Develop Mental Health Awareness
Mental Health is a hidden disability that affects 1 in 4 adults in any year. Stigma and discrimination are the biggest barriers facing our community. Many barriers for people with mental health conditions are environmental, cultural, attitudinal and semantic.
Develop the communication and listening skills of your staff in order to create a welcoming, non-judgemental, non-stigmatising environment.
Learn how to use positive language and avoid dismissive, trivialising or discriminatory terms. Understand not everyone likes the same terms so be willing to differentiate, make mistakes and be challenged.
There are lots of informative websites such as Time to Change and the Mental Health Foundation. Mental Health Awareness Training and Mental Health First Aid courses are widely available. Your local branch of Mind will be able to provide information.
Using these resources you can learn how to:
Have informed conversations about mental health
Recognise exclusionary beliefs and practices in your organisation
Recognise when someone is in distress & offer appropriate support/signposting
Include mental health in your equality action plan, safeguarding policy and risk assessments
Review your Access arrangements
Requesting the access needs of artists and companies you are working with (from in-house projects to visiting work) is essential to inclusive practice. Everyone’s needs are different – so it is important to ask, listen and respond. Some artists – especially those with hidden conditions – will not be used to talking about their needs so providing relevant examples could be useful (see below).
If artists you are working with need support/advice on how to articulate their access needs, Ria Hartley has developed a really useful toolkit as part of her Ecologies of Care initiative: https://www.ecologiesofcare.org/toolkit/
Checklist for improving access for artists with mental health conditions
Considering programming and development opportunities for artists with mental health conditions.
Including mental health in disability and diversity conversations and policy.
Training all staff and particularly front of house, artist liaison and technical staff in mental health awareness (see above links for further info).
Providing artists with a quiet space, welcoming dressing rooms, refreshments and a point of contact (see below).

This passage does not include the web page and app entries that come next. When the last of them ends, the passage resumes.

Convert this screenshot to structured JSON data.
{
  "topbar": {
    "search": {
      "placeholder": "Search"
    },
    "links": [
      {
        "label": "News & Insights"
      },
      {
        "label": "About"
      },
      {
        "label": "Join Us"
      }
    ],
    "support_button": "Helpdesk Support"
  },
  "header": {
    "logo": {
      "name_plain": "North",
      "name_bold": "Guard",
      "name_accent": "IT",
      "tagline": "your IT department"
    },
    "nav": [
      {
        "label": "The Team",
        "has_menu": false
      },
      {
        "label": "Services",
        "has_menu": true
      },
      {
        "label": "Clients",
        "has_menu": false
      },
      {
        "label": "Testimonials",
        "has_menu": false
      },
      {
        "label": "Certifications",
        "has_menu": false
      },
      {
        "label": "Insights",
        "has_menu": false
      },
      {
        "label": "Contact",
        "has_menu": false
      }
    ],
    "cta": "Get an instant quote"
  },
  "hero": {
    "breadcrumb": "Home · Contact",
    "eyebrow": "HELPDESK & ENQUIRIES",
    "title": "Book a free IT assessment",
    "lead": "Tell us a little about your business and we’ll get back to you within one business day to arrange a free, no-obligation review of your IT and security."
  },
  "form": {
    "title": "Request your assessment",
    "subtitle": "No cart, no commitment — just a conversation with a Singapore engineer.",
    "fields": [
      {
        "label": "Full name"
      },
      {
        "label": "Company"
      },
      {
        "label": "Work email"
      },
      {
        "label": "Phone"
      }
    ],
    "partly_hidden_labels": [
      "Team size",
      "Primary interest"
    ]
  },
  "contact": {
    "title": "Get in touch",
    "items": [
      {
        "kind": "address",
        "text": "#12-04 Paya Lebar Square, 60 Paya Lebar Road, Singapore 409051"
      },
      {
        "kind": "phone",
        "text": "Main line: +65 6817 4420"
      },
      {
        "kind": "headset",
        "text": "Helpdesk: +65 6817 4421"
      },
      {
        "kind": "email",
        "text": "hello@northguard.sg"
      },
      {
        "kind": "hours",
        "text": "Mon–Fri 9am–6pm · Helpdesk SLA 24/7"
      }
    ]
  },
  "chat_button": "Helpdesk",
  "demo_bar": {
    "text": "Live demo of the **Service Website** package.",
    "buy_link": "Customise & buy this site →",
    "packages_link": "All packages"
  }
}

Ring fencing an access fund to meet unforeseen access costs.
Communication with artists
Make it a practice to ask all artists you are working with if they have any access needs
Making sure there is a point of contact at venue for access needs who the artist can contact from the point of booking the show right up until the show itself (making sure that the question of access needs does not fall between programming and technical departments)
Providing a welcome pack in advance with clear information about parking and local amenities.
Being willing to make reasonable adjustments to how you work – for example adapting a rehearsal/production process or touring schedule to fit with the needs of the artist, and allowing time off for regular therapy appointments.
Providing clarity about data protection and confidentiality processes such as how the artist’s information will be shared.
With thanks to Wiltshire Creative for sharing this guide and learning with us.